• [PROBLEM DETAILS]: Every line of the listing must be repeated in the answer without alteration.

• [TASK MATERIAL]:
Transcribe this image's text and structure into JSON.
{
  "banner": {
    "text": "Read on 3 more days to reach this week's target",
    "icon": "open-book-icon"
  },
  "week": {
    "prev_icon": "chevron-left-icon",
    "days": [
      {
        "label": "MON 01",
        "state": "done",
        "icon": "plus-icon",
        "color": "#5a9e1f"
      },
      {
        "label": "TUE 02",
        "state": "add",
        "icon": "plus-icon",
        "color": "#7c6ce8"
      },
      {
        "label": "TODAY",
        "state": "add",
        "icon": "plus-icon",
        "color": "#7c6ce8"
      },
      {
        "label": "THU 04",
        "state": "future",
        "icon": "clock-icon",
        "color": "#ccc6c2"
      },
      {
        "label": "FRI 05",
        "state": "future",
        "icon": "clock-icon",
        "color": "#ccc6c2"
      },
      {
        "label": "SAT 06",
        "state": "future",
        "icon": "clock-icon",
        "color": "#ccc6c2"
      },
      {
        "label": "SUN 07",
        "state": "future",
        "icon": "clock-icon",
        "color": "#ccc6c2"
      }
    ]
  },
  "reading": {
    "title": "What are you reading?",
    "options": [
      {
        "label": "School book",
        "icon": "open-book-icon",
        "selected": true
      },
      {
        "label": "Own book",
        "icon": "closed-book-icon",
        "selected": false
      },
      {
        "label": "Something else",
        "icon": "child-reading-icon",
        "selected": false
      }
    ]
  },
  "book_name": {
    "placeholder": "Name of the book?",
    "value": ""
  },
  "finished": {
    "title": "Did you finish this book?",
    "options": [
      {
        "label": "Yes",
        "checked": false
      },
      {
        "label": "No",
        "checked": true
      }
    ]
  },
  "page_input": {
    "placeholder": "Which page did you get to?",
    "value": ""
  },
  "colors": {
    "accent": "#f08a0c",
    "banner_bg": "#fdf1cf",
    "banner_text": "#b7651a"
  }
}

• [RESULT BELOW]:
Transcribe this image's text and structure into JSON.
{
  "banner": {
    "text": "Read on 3 more days to reach this week's target",
    "icon": "open-book-icon"
  },
  "week": {
    "prev_icon": "chevron-left-icon",
    "days": [
      {
        "label": "MON 01",
        "state": "done",
        "icon": "plus-icon",
        "color": "#5a9e1f"
      },
      {
        "label": "TUE 02",
        "state": "add",
        "icon": "plus-icon",
        "color": "#7c6ce8"
      },
      {
        "label": "TODAY",
        "state": "add",
        "icon": "plus-icon",
        "color": "#7c6ce8"
      },
      {
        "label": "THU 04",
        "state": "future",
        "icon": "clock-icon",
        "color": "#ccc6c2"
      },
      {
        "label": "FRI 05",
        "state": "future",
        "icon": "clock-icon",
        "color": "#ccc6c2"
      },
      {
        "label": "SAT 06",
        "state": "future",
        "icon": "clock-icon",
        "color": "#ccc6c2"
      },
      {
        "label": "SUN 07",
        "state": "future",
        "icon": "clock-icon",
        "color": "#ccc6c2"
      }
    ]
  },
  "reading": {
    "title": "What are you reading?",
    "options": [
      {
        "label": "School book",
        "icon": "open-book-icon",
        "selected": true
      },
      {
        "label": "Own book",
        "icon": "closed-book-icon",
        "selected": false
      },
      {
        "label": "Something else",
        "icon": "child-reading-icon",
        "selected": false
      }
    ]
  },
  "book_name": {
    "placeholder": "Name of the book?",
    "value": ""
  },
  "finished": {
    "title": "Did you finish this book?",
    "options": [
      {
        "label": "Yes",
        "checked": false
      },
      {
        "label": "No",
        "checked": true
      }
    ]
  },
  "page_input": {
    "placeholder": "Which page did you get to?",
    "value": ""
  },
  "colors": {
    "accent": "#f08a0c",
    "banner_bg": "#fdf1cf",
    "banner_text": "#b7651a"
  }
}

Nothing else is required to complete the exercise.